= DESCRIPTION OF THE TASK =
Please copy every line of the data in which the string "title" appears.

= DATA FOR REVIEW =
↓

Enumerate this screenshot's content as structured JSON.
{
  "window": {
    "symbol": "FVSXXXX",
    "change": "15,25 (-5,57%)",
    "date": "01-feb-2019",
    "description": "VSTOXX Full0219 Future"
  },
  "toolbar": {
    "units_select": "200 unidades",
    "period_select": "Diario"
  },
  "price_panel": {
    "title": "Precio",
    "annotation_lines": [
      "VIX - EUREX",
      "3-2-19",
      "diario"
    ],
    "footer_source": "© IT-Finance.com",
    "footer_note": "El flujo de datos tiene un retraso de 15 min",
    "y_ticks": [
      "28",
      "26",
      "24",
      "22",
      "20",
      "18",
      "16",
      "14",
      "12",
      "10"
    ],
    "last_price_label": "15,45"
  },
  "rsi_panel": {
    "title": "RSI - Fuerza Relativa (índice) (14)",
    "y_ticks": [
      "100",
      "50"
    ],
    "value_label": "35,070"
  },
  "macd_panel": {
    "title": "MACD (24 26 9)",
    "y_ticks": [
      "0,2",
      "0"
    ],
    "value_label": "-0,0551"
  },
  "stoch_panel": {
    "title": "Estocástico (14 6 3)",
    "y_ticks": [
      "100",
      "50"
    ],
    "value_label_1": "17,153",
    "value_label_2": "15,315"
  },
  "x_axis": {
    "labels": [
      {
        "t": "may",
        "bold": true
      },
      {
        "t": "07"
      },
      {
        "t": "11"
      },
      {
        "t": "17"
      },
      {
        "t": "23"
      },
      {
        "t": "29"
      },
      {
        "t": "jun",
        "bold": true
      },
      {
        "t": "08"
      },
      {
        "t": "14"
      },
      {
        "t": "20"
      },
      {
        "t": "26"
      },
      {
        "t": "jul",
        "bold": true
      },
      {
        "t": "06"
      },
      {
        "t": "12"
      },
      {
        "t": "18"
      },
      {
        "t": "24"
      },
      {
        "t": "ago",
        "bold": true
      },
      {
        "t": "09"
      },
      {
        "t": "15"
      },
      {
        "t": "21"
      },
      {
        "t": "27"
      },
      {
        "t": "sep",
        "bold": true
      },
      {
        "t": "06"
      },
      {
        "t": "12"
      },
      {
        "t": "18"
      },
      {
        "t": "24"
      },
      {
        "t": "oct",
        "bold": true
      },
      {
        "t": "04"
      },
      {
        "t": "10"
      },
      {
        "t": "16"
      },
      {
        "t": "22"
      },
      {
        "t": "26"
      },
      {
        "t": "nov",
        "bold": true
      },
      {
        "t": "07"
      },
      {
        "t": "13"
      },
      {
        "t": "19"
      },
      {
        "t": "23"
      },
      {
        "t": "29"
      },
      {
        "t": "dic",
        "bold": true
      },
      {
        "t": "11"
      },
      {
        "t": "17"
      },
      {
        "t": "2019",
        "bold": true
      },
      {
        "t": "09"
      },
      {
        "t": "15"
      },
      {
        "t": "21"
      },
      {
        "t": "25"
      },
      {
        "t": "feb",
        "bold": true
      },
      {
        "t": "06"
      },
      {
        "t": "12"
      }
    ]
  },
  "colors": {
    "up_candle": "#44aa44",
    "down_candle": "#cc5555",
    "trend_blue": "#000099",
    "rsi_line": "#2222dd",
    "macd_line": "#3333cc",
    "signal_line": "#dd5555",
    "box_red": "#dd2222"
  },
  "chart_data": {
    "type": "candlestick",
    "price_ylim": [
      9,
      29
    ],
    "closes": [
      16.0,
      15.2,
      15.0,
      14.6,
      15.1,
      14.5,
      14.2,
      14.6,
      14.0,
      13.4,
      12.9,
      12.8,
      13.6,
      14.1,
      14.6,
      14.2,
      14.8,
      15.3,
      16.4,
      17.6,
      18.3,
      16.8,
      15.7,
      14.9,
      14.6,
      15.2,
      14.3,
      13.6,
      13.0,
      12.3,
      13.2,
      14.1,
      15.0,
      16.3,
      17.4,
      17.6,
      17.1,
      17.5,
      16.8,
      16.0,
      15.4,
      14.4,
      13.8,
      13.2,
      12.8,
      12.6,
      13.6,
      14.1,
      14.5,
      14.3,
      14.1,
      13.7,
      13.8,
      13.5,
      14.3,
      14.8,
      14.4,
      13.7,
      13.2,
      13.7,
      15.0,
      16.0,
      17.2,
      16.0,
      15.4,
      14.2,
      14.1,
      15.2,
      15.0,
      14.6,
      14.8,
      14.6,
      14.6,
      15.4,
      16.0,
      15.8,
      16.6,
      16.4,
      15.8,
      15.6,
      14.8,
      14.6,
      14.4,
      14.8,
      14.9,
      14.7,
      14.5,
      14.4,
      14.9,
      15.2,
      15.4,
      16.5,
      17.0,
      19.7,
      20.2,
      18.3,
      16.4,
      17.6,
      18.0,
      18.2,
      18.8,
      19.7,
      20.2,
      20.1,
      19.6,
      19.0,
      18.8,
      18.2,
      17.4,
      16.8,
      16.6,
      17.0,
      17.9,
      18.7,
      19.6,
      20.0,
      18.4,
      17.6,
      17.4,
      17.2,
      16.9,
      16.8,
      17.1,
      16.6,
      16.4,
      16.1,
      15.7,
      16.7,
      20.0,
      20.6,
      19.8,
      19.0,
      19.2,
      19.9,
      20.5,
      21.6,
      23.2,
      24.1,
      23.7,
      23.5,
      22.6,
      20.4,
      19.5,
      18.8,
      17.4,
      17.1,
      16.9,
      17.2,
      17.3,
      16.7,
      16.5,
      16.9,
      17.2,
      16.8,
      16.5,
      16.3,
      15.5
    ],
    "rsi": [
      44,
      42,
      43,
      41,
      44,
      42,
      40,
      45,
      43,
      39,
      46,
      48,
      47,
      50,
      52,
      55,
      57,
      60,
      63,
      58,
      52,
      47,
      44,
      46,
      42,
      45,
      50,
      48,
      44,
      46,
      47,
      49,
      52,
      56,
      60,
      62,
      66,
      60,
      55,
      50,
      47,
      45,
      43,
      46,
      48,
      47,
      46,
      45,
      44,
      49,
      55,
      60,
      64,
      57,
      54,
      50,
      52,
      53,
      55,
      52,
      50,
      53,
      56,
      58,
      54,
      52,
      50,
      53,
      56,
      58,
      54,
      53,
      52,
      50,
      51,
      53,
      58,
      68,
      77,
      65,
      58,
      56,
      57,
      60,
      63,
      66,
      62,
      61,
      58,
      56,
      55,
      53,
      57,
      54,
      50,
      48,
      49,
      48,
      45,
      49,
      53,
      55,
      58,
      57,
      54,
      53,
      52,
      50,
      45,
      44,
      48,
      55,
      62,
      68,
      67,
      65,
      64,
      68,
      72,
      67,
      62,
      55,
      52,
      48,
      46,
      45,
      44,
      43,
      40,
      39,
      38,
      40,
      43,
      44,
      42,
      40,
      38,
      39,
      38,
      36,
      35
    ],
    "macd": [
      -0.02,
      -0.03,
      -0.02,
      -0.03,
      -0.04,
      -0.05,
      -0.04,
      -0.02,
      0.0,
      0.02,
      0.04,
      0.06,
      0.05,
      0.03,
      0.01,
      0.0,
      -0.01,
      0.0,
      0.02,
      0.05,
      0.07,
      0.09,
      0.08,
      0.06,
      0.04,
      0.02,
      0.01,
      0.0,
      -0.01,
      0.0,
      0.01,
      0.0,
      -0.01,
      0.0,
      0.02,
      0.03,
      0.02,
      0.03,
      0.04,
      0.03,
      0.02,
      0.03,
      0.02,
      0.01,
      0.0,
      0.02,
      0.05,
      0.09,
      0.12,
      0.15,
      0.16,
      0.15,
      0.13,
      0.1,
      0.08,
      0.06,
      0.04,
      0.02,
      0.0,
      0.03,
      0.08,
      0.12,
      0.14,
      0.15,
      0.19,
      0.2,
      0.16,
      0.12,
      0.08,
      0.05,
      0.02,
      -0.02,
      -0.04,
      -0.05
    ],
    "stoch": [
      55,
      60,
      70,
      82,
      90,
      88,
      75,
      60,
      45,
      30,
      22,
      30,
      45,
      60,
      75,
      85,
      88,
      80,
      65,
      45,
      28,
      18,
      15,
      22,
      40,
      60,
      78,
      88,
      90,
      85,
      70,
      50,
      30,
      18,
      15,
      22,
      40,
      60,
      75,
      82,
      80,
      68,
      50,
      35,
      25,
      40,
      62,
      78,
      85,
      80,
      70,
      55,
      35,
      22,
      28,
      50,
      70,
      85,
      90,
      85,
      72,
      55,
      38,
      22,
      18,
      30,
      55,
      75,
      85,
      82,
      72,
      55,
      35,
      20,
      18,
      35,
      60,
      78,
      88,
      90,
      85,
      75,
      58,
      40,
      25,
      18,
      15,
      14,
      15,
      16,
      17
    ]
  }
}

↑

= EXERCISE ANSWER =
    "title": "Precio",
    "title": "RSI - Fuerza Relativa (índice) (14)",
    "title": "MACD (24 26 9)",
    "title": "Estocástico (14 6 3)",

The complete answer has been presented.